Pitt hasn’t been nominated for an acting Oscar since though he has picked up a few Best Picture nods as a producer and even won one too. Moneyball and The Big Short (2016) were both produced through his Plan B production company though it was in 2013, with 12 Years A Slave, that he was finally allowed to take a gold statue home.
The Steve McQueen-directed movie was nominated in nine categories and as well as winning Best Picture it saw Lupita Nyong’o and John Ridley win for Best Supporting Actress and Best Adapted Screenplay, respectively.
Pitt had a small role in the film based on the life of Solomon Northup (Chiwetel Ejiofor), a free black man from upstate New York who was kidnapped and sold into slavery in the South, though the win as a producer marked a move away from the limelight into a more supportive behind-the-scenes role.
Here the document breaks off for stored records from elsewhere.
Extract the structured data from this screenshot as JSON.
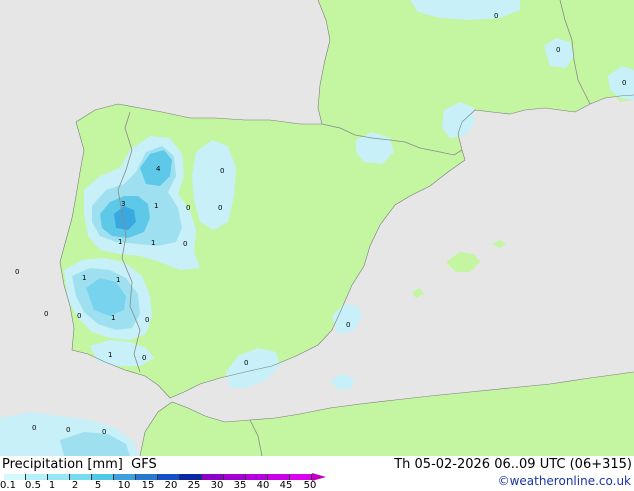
{
  "title_left": "Precipitation [mm]  GFS",
  "title_right": "Th 05-02-2026 06..09 UTC (06+315)",
  "credit": "©weatheronline.co.uk",
  "legend": {
    "ticks": [
      "0.1",
      "0.5",
      "1",
      "2",
      "5",
      "10",
      "15",
      "20",
      "25",
      "30",
      "35",
      "40",
      "45",
      "50"
    ],
    "colors": [
      "#d2faff",
      "#b4f0fa",
      "#96e6f5",
      "#78dcf0",
      "#50c8e6",
      "#3ca0dc",
      "#2878d2",
      "#1450c8",
      "#0a28a0",
      "#8c00c8",
      "#a000d2",
      "#b400dc",
      "#c800e6",
      "#dc00f0"
    ]
  },
  "map_colors": {
    "sea": "#e6e6e6",
    "land_dry": "#c4f5a0",
    "precip_light": "#c8f0f8",
    "precip_medium": "#9ee0f0",
    "precip_heavy": "#5ec8e8",
    "precip_core": "#3aa8e0",
    "border": "#8a8a8a"
  },
  "value_labels": [
    {
      "text": "0",
      "name": "label-biscay-ne"
    },
    {
      "text": "0",
      "name": "label-gascony"
    },
    {
      "text": "0",
      "name": "label-provence"
    },
    {
      "text": "4",
      "name": "label-leon"
    },
    {
      "text": "0",
      "name": "label-burgos"
    },
    {
      "text": "3",
      "name": "label-salamanca"
    },
    {
      "text": "1",
      "name": "label-avila"
    },
    {
      "text": "0",
      "name": "label-madrid-w"
    },
    {
      "text": "0",
      "name": "label-madrid"
    },
    {
      "text": "1",
      "name": "label-caceres"
    },
    {
      "text": "1",
      "name": "label-toledo"
    },
    {
      "text": "0",
      "name": "label-ciudad-real"
    },
    {
      "text": "0",
      "name": "label-atlantic-w"
    },
    {
      "text": "1",
      "name": "label-alentejo-w"
    },
    {
      "text": "1",
      "name": "label-badajoz"
    },
    {
      "text": "0",
      "name": "label-atlantic-sw"
    },
    {
      "text": "0",
      "name": "label-portugal-coast"
    },
    {
      "text": "1",
      "name": "label-alentejo-s"
    },
    {
      "text": "0",
      "name": "label-cordoba"
    },
    {
      "text": "1",
      "name": "label-algarve"
    },
    {
      "text": "0",
      "name": "label-seville"
    },
    {
      "text": "0",
      "name": "label-valencia"
    },
    {
      "text": "0",
      "name": "label-granada"
    },
    {
      "text": "0",
      "name": "label-morocco-w"
    },
    {
      "text": "0",
      "name": "label-morocco-c"
    },
    {
      "text": "0",
      "name": "label-morocco-e"
    }
  ]
}
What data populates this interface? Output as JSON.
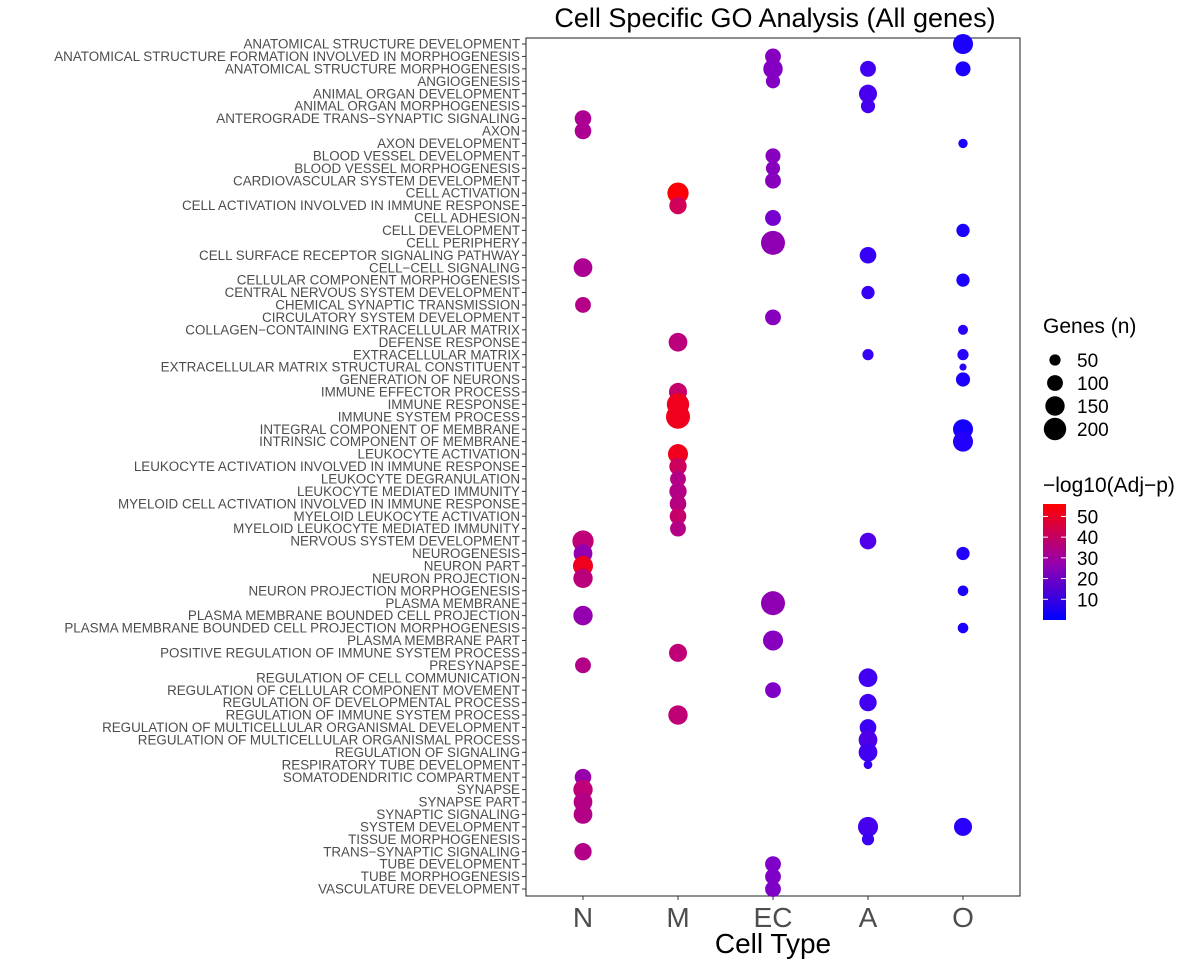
{
  "chart_data": {
    "type": "scatter",
    "subtype": "dot-plot",
    "title": "Cell Specific GO Analysis (All genes)",
    "xlabel": "Cell Type",
    "ylabel": "",
    "x_categories": [
      "N",
      "M",
      "EC",
      "A",
      "O"
    ],
    "y_categories": [
      "ANATOMICAL STRUCTURE DEVELOPMENT",
      "ANATOMICAL STRUCTURE FORMATION INVOLVED IN MORPHOGENESIS",
      "ANATOMICAL STRUCTURE MORPHOGENESIS",
      "ANGIOGENESIS",
      "ANIMAL ORGAN DEVELOPMENT",
      "ANIMAL ORGAN MORPHOGENESIS",
      "ANTEROGRADE TRANS−SYNAPTIC SIGNALING",
      "AXON",
      "AXON DEVELOPMENT",
      "BLOOD VESSEL DEVELOPMENT",
      "BLOOD VESSEL MORPHOGENESIS",
      "CARDIOVASCULAR SYSTEM DEVELOPMENT",
      "CELL ACTIVATION",
      "CELL ACTIVATION INVOLVED IN IMMUNE RESPONSE",
      "CELL ADHESION",
      "CELL DEVELOPMENT",
      "CELL PERIPHERY",
      "CELL SURFACE RECEPTOR SIGNALING PATHWAY",
      "CELL−CELL SIGNALING",
      "CELLULAR COMPONENT MORPHOGENESIS",
      "CENTRAL NERVOUS SYSTEM DEVELOPMENT",
      "CHEMICAL SYNAPTIC TRANSMISSION",
      "CIRCULATORY SYSTEM DEVELOPMENT",
      "COLLAGEN−CONTAINING EXTRACELLULAR MATRIX",
      "DEFENSE RESPONSE",
      "EXTRACELLULAR MATRIX",
      "EXTRACELLULAR MATRIX STRUCTURAL CONSTITUENT",
      "GENERATION OF NEURONS",
      "IMMUNE EFFECTOR PROCESS",
      "IMMUNE RESPONSE",
      "IMMUNE SYSTEM PROCESS",
      "INTEGRAL COMPONENT OF MEMBRANE",
      "INTRINSIC COMPONENT OF MEMBRANE",
      "LEUKOCYTE ACTIVATION",
      "LEUKOCYTE ACTIVATION INVOLVED IN IMMUNE RESPONSE",
      "LEUKOCYTE DEGRANULATION",
      "LEUKOCYTE MEDIATED IMMUNITY",
      "MYELOID CELL ACTIVATION INVOLVED IN IMMUNE RESPONSE",
      "MYELOID LEUKOCYTE ACTIVATION",
      "MYELOID LEUKOCYTE MEDIATED IMMUNITY",
      "NERVOUS SYSTEM DEVELOPMENT",
      "NEUROGENESIS",
      "NEURON PART",
      "NEURON PROJECTION",
      "NEURON PROJECTION MORPHOGENESIS",
      "PLASMA MEMBRANE",
      "PLASMA MEMBRANE BOUNDED CELL PROJECTION",
      "PLASMA MEMBRANE BOUNDED CELL PROJECTION MORPHOGENESIS",
      "PLASMA MEMBRANE PART",
      "POSITIVE REGULATION OF IMMUNE SYSTEM PROCESS",
      "PRESYNAPSE",
      "REGULATION OF CELL COMMUNICATION",
      "REGULATION OF CELLULAR COMPONENT MOVEMENT",
      "REGULATION OF DEVELOPMENTAL PROCESS",
      "REGULATION OF IMMUNE SYSTEM PROCESS",
      "REGULATION OF MULTICELLULAR ORGANISMAL DEVELOPMENT",
      "REGULATION OF MULTICELLULAR ORGANISMAL PROCESS",
      "REGULATION OF SIGNALING",
      "RESPIRATORY TUBE DEVELOPMENT",
      "SOMATODENDRITIC COMPARTMENT",
      "SYNAPSE",
      "SYNAPSE PART",
      "SYNAPTIC SIGNALING",
      "SYSTEM DEVELOPMENT",
      "TISSUE MORPHOGENESIS",
      "TRANS−SYNAPTIC SIGNALING",
      "TUBE DEVELOPMENT",
      "TUBE MORPHOGENESIS",
      "VASCULATURE DEVELOPMENT"
    ],
    "points": [
      {
        "term": "ANATOMICAL STRUCTURE DEVELOPMENT",
        "cell": "O",
        "genes": 160,
        "neglog10p": 3
      },
      {
        "term": "ANATOMICAL STRUCTURE FORMATION INVOLVED IN MORPHOGENESIS",
        "cell": "EC",
        "genes": 100,
        "neglog10p": 24
      },
      {
        "term": "ANATOMICAL STRUCTURE MORPHOGENESIS",
        "cell": "EC",
        "genes": 150,
        "neglog10p": 23
      },
      {
        "term": "ANATOMICAL STRUCTURE MORPHOGENESIS",
        "cell": "A",
        "genes": 100,
        "neglog10p": 9
      },
      {
        "term": "ANATOMICAL STRUCTURE MORPHOGENESIS",
        "cell": "O",
        "genes": 90,
        "neglog10p": 3
      },
      {
        "term": "ANGIOGENESIS",
        "cell": "EC",
        "genes": 80,
        "neglog10p": 23
      },
      {
        "term": "ANIMAL ORGAN DEVELOPMENT",
        "cell": "A",
        "genes": 130,
        "neglog10p": 10
      },
      {
        "term": "ANIMAL ORGAN MORPHOGENESIS",
        "cell": "A",
        "genes": 80,
        "neglog10p": 10
      },
      {
        "term": "ANTEROGRADE TRANS−SYNAPTIC SIGNALING",
        "cell": "N",
        "genes": 110,
        "neglog10p": 33
      },
      {
        "term": "AXON",
        "cell": "N",
        "genes": 110,
        "neglog10p": 33
      },
      {
        "term": "AXON DEVELOPMENT",
        "cell": "O",
        "genes": 35,
        "neglog10p": 3
      },
      {
        "term": "BLOOD VESSEL DEVELOPMENT",
        "cell": "EC",
        "genes": 90,
        "neglog10p": 24
      },
      {
        "term": "BLOOD VESSEL MORPHOGENESIS",
        "cell": "EC",
        "genes": 80,
        "neglog10p": 24
      },
      {
        "term": "CARDIOVASCULAR SYSTEM DEVELOPMENT",
        "cell": "EC",
        "genes": 100,
        "neglog10p": 24
      },
      {
        "term": "CELL ACTIVATION",
        "cell": "M",
        "genes": 180,
        "neglog10p": 55
      },
      {
        "term": "CELL ACTIVATION INVOLVED IN IMMUNE RESPONSE",
        "cell": "M",
        "genes": 120,
        "neglog10p": 43
      },
      {
        "term": "CELL ADHESION",
        "cell": "EC",
        "genes": 100,
        "neglog10p": 20
      },
      {
        "term": "CELL DEVELOPMENT",
        "cell": "O",
        "genes": 70,
        "neglog10p": 3
      },
      {
        "term": "CELL PERIPHERY",
        "cell": "EC",
        "genes": 230,
        "neglog10p": 26
      },
      {
        "term": "CELL SURFACE RECEPTOR SIGNALING PATHWAY",
        "cell": "A",
        "genes": 110,
        "neglog10p": 7
      },
      {
        "term": "CELL−CELL SIGNALING",
        "cell": "N",
        "genes": 140,
        "neglog10p": 33
      },
      {
        "term": "CELLULAR COMPONENT MORPHOGENESIS",
        "cell": "O",
        "genes": 70,
        "neglog10p": 3
      },
      {
        "term": "CENTRAL NERVOUS SYSTEM DEVELOPMENT",
        "cell": "A",
        "genes": 70,
        "neglog10p": 7
      },
      {
        "term": "CHEMICAL SYNAPTIC TRANSMISSION",
        "cell": "N",
        "genes": 100,
        "neglog10p": 35
      },
      {
        "term": "CIRCULATORY SYSTEM DEVELOPMENT",
        "cell": "EC",
        "genes": 100,
        "neglog10p": 24
      },
      {
        "term": "COLLAGEN−CONTAINING EXTRACELLULAR MATRIX",
        "cell": "O",
        "genes": 40,
        "neglog10p": 5
      },
      {
        "term": "DEFENSE RESPONSE",
        "cell": "M",
        "genes": 140,
        "neglog10p": 37
      },
      {
        "term": "EXTRACELLULAR MATRIX",
        "cell": "A",
        "genes": 50,
        "neglog10p": 7
      },
      {
        "term": "EXTRACELLULAR MATRIX",
        "cell": "O",
        "genes": 50,
        "neglog10p": 5
      },
      {
        "term": "EXTRACELLULAR MATRIX STRUCTURAL CONSTITUENT",
        "cell": "O",
        "genes": 20,
        "neglog10p": 5
      },
      {
        "term": "GENERATION OF NEURONS",
        "cell": "O",
        "genes": 80,
        "neglog10p": 3
      },
      {
        "term": "IMMUNE EFFECTOR PROCESS",
        "cell": "M",
        "genes": 130,
        "neglog10p": 40
      },
      {
        "term": "IMMUNE RESPONSE",
        "cell": "M",
        "genes": 200,
        "neglog10p": 52
      },
      {
        "term": "IMMUNE SYSTEM PROCESS",
        "cell": "M",
        "genes": 230,
        "neglog10p": 52
      },
      {
        "term": "INTEGRAL COMPONENT OF MEMBRANE",
        "cell": "O",
        "genes": 160,
        "neglog10p": 2
      },
      {
        "term": "INTRINSIC COMPONENT OF MEMBRANE",
        "cell": "O",
        "genes": 160,
        "neglog10p": 4
      },
      {
        "term": "LEUKOCYTE ACTIVATION",
        "cell": "M",
        "genes": 160,
        "neglog10p": 52
      },
      {
        "term": "LEUKOCYTE ACTIVATION INVOLVED IN IMMUNE RESPONSE",
        "cell": "M",
        "genes": 120,
        "neglog10p": 42
      },
      {
        "term": "LEUKOCYTE DEGRANULATION",
        "cell": "M",
        "genes": 100,
        "neglog10p": 35
      },
      {
        "term": "LEUKOCYTE MEDIATED IMMUNITY",
        "cell": "M",
        "genes": 120,
        "neglog10p": 35
      },
      {
        "term": "MYELOID CELL ACTIVATION INVOLVED IN IMMUNE RESPONSE",
        "cell": "M",
        "genes": 110,
        "neglog10p": 36
      },
      {
        "term": "MYELOID LEUKOCYTE ACTIVATION",
        "cell": "M",
        "genes": 110,
        "neglog10p": 40
      },
      {
        "term": "MYELOID LEUKOCYTE MEDIATED IMMUNITY",
        "cell": "M",
        "genes": 100,
        "neglog10p": 35
      },
      {
        "term": "NERVOUS SYSTEM DEVELOPMENT",
        "cell": "N",
        "genes": 180,
        "neglog10p": 38
      },
      {
        "term": "NERVOUS SYSTEM DEVELOPMENT",
        "cell": "A",
        "genes": 110,
        "neglog10p": 12
      },
      {
        "term": "NEUROGENESIS",
        "cell": "N",
        "genes": 140,
        "neglog10p": 27
      },
      {
        "term": "NEUROGENESIS",
        "cell": "O",
        "genes": 70,
        "neglog10p": 4
      },
      {
        "term": "NEURON PART",
        "cell": "N",
        "genes": 160,
        "neglog10p": 52
      },
      {
        "term": "NEURON PROJECTION",
        "cell": "N",
        "genes": 150,
        "neglog10p": 37
      },
      {
        "term": "NEURON PROJECTION MORPHOGENESIS",
        "cell": "O",
        "genes": 45,
        "neglog10p": 3
      },
      {
        "term": "PLASMA MEMBRANE",
        "cell": "EC",
        "genes": 230,
        "neglog10p": 26
      },
      {
        "term": "PLASMA MEMBRANE BOUNDED CELL PROJECTION",
        "cell": "N",
        "genes": 150,
        "neglog10p": 27
      },
      {
        "term": "PLASMA MEMBRANE BOUNDED CELL PROJECTION MORPHOGENESIS",
        "cell": "O",
        "genes": 45,
        "neglog10p": 3
      },
      {
        "term": "PLASMA MEMBRANE PART",
        "cell": "EC",
        "genes": 160,
        "neglog10p": 24
      },
      {
        "term": "POSITIVE REGULATION OF IMMUNE SYSTEM PROCESS",
        "cell": "M",
        "genes": 130,
        "neglog10p": 38
      },
      {
        "term": "PRESYNAPSE",
        "cell": "N",
        "genes": 100,
        "neglog10p": 35
      },
      {
        "term": "REGULATION OF CELL COMMUNICATION",
        "cell": "A",
        "genes": 140,
        "neglog10p": 9
      },
      {
        "term": "REGULATION OF CELLULAR COMPONENT MOVEMENT",
        "cell": "EC",
        "genes": 100,
        "neglog10p": 22
      },
      {
        "term": "REGULATION OF DEVELOPMENTAL PROCESS",
        "cell": "A",
        "genes": 120,
        "neglog10p": 9
      },
      {
        "term": "REGULATION OF IMMUNE SYSTEM PROCESS",
        "cell": "M",
        "genes": 150,
        "neglog10p": 38
      },
      {
        "term": "REGULATION OF MULTICELLULAR ORGANISMAL DEVELOPMENT",
        "cell": "A",
        "genes": 110,
        "neglog10p": 8
      },
      {
        "term": "REGULATION OF MULTICELLULAR ORGANISMAL PROCESS",
        "cell": "A",
        "genes": 140,
        "neglog10p": 12
      },
      {
        "term": "REGULATION OF SIGNALING",
        "cell": "A",
        "genes": 140,
        "neglog10p": 9
      },
      {
        "term": "RESPIRATORY TUBE DEVELOPMENT",
        "cell": "A",
        "genes": 30,
        "neglog10p": 7
      },
      {
        "term": "SOMATODENDRITIC COMPARTMENT",
        "cell": "N",
        "genes": 110,
        "neglog10p": 28
      },
      {
        "term": "SYNAPSE",
        "cell": "N",
        "genes": 150,
        "neglog10p": 38
      },
      {
        "term": "SYNAPSE PART",
        "cell": "N",
        "genes": 140,
        "neglog10p": 35
      },
      {
        "term": "SYNAPTIC SIGNALING",
        "cell": "N",
        "genes": 140,
        "neglog10p": 35
      },
      {
        "term": "SYSTEM DEVELOPMENT",
        "cell": "A",
        "genes": 160,
        "neglog10p": 10
      },
      {
        "term": "SYSTEM DEVELOPMENT",
        "cell": "O",
        "genes": 130,
        "neglog10p": 5
      },
      {
        "term": "TISSUE MORPHOGENESIS",
        "cell": "A",
        "genes": 60,
        "neglog10p": 8
      },
      {
        "term": "TRANS−SYNAPTIC SIGNALING",
        "cell": "N",
        "genes": 120,
        "neglog10p": 35
      },
      {
        "term": "TUBE DEVELOPMENT",
        "cell": "EC",
        "genes": 100,
        "neglog10p": 22
      },
      {
        "term": "TUBE MORPHOGENESIS",
        "cell": "EC",
        "genes": 100,
        "neglog10p": 22
      },
      {
        "term": "VASCULATURE DEVELOPMENT",
        "cell": "EC",
        "genes": 100,
        "neglog10p": 22
      }
    ],
    "size_legend": {
      "title": "Genes (n)",
      "breaks": [
        50,
        100,
        150,
        200
      ],
      "labels": [
        "50",
        "100",
        "150",
        "200"
      ]
    },
    "color_legend": {
      "title": "−log10(Adj−p)",
      "low_color": "#0000FF",
      "high_color": "#FF0000",
      "range": [
        0,
        56
      ],
      "breaks": [
        10,
        20,
        30,
        40,
        50
      ],
      "labels": [
        "10",
        "20",
        "30",
        "40",
        "50"
      ]
    },
    "legend_position": "right",
    "grid": false
  }
}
Plan B Entertainment has helped produce several Oscar-winning movies in the time since, including Selma, Moonlight, Beautiful Boy, If Beale Street Could Talk and Vice and Pitt has simultaneously taken a step back from acting, which he spoke about during a recent interview with The New York Times.
“It’ll be fewer and farther in between for me, just because I have other things I want to do now,” Pitt said. “When you feel like you’ve finally got your arms around something, then it’s time to go get your arms around something else.”
This new attitude may have contributed to his decision to not actively campaign this Oscar season if he does get nominated for either or both of his 2019 performances.
“Oh, man. I’m gonna abstain,” he told Entertainment Weekly.
“I mean, you never know, and it’s really nice when your number comes up,” he added. “But the goal is for the film to land, to speak to someone whether it’s now or a decade from now. I find chasing it is actually a disservice to the purity of your telling a story and a shackling thing to focus on.”
I guess we’ll have to wait until Sunday, 9 February 2020, when the Oscar nominations are announced to see if he changes his tune.
Ad Astra is in cinemas now.